Today, on International Migrants Day we recognize and celebrate the contributions made by millions of migrants all over the world. Migration flows today are at unprecedented levels with the United Nations Estimating the total number of migrants to be at 243 million. On this day, then, let us be reminded not only of the extent of their contribution, but also of the enormity of the need to respect their dignity, rights, and freedom from discrimination and exploitation.
In celebration of the contributions of migrant workers and recognizing migrant voices we share with you a documentation of the stories of 150 men and women migrant workers from Bangladesh in the book, “Untold Stories of Migrants: Dreams and Realities”. The book is a publication of MFA member Refugee and Migratory Research Movements Unit (RMMRU). We are proud to join RMMRU in launching this publication on international migrant’s day.
Global Governance of migration
Today, more than ever, migration has been at the forefront of international agenda as evidenced by the adoption of governments on 19 September of the “New York Declaration for Refugees and Migrants” and the launch of a process of intergovernmental negotiations leading to the adoption of a global compact for safe, orderly and regular migration.
The recognition of various events exposing the plight of migrants around the world calls for its critical attention and intervention. Governments must ensure that all migration policies designed and implemented at national, regional, and international levels are rights based. Ensure that the needs, priorities and rights of migrant workers and members of their families are central to any policy discussion.

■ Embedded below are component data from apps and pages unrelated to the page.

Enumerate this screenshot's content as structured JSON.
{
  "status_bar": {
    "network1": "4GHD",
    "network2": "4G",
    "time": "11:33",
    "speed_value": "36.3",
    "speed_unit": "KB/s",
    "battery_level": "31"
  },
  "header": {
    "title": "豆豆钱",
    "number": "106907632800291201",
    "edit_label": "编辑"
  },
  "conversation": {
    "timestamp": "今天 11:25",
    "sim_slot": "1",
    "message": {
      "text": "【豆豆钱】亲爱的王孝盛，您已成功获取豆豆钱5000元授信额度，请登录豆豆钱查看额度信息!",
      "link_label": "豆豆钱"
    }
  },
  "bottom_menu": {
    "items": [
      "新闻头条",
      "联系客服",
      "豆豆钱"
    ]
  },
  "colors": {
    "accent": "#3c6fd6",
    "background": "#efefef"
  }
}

We call for global governance on migration that works for the human rights of migrants. Governance mechanisms, including the Global Compacts on Migrants and Refugees, and the stakeholders entrusted with their negotiation, must fulfill the highest international rights standards. To this end, states must look at existing international standards on labour rights and migrant rights, acknowledge the intersectionality of these rights with other rights areas, the related conventions which must continue to be ratified and implemented. The global compact process should be multi-stakeholder and take into consideration the experiences of migrant communities and local authorities who have been at the forefront of the struggle for migrants rights and for years have been addressing realities on the ground.
Addressing issues in the recruitment of migrant workers has been key to the advocacy of migrants groups in the region. Abuses in the recruitment process particularly in the global supply chains have been rampant. Recent media reports have exposed abuses in the recruitment of migrant workers in the electronics industry.
There is urgent need for countries of origin to develop greater cohesiveness and solidarity through mechanisms such as regional MoUs, to establish and common standards like zero recruitment fees, a living wage, decent work conditions, and reduced remittance costs, and avoid a “race to the bottom”. There should be no exceptions or exclusion zones for different categories of workers. The right to organize too must be enshrined in the regional MoU and be fulfilled by the countries of destination. We also call on states to ratify and implement ILO Conventions on migration 97 and143, ILO Convention 181 on private recruitment and adhere to the ILO General Principles and Operational Guidelines for Fair Recruitment in implementing policies and programs on recruitment.
Women Migrant Workers
Women in migration, particularly migrant workers, experience increased and specific risks on account of their consistent inability to access labour, legal, and social protection. Some sectors (including domestic work and other sectors dominated by female labour), working and living conditions exacerbate such risks, leaving women migrant workers at risk of sexual and physical violence, immigration detention, poor health, denial of sexual and reproductive health and rights. Migrant domestic workers in particular are at risk due their exclusion from labour laws of most countries.
Given the challenges facing women in migration, states should proactively formulate and enact laws and policies on migration, adhering to international human rights instruments centering the rights of women. Specifically we call on states to ratify and implement CEDAW and the ILO Convention 189 on Domestic Work.
International Migrants Day this year is also an occasion to celebrate the anniversary of the UN 1990 Convention on the Protection and Promotion of the Rights of Migrant Workers and Members of their Families (UN 1990 CMW). MFA recognises those States that have signed and ratified the CMW, and calls upon all other States, in particular countries of destination, to “Step It Up!” and do the same.
It is disappointing that a treaty that merely reaffirm and complement fundamental human rights guaranteed to all humans by the ICCPR and ICESCR to vulnerable migrants should have ratifications from only 49 state parties, with very few destination countries. Given that migrants are extremely vulnerable to human rights abuses, it is unfortunate that wealthy states that pontificate on human rights should balk at the prospect of offering basic protections to those who need recognition of these rights the most. Migrant receiving states must finally take responsibility for the protection of the fundamental human rights of all people under their jurisdiction and ratify the Convention.
MFA, its members and partners are celebrating international migrants day across the Asia by organizing a number of activities with migrant communities and members of their families. To know more about the activities of MFA and its partners for International Migrants Day please check our website: www.mfasia.org
Migrant Forum in Asia (MFA) is a network of grassroots organizations, trade unions, faith-based groups, migrants and their families and individual advocates in Asia working together for social justice for migrant workers and members of their families.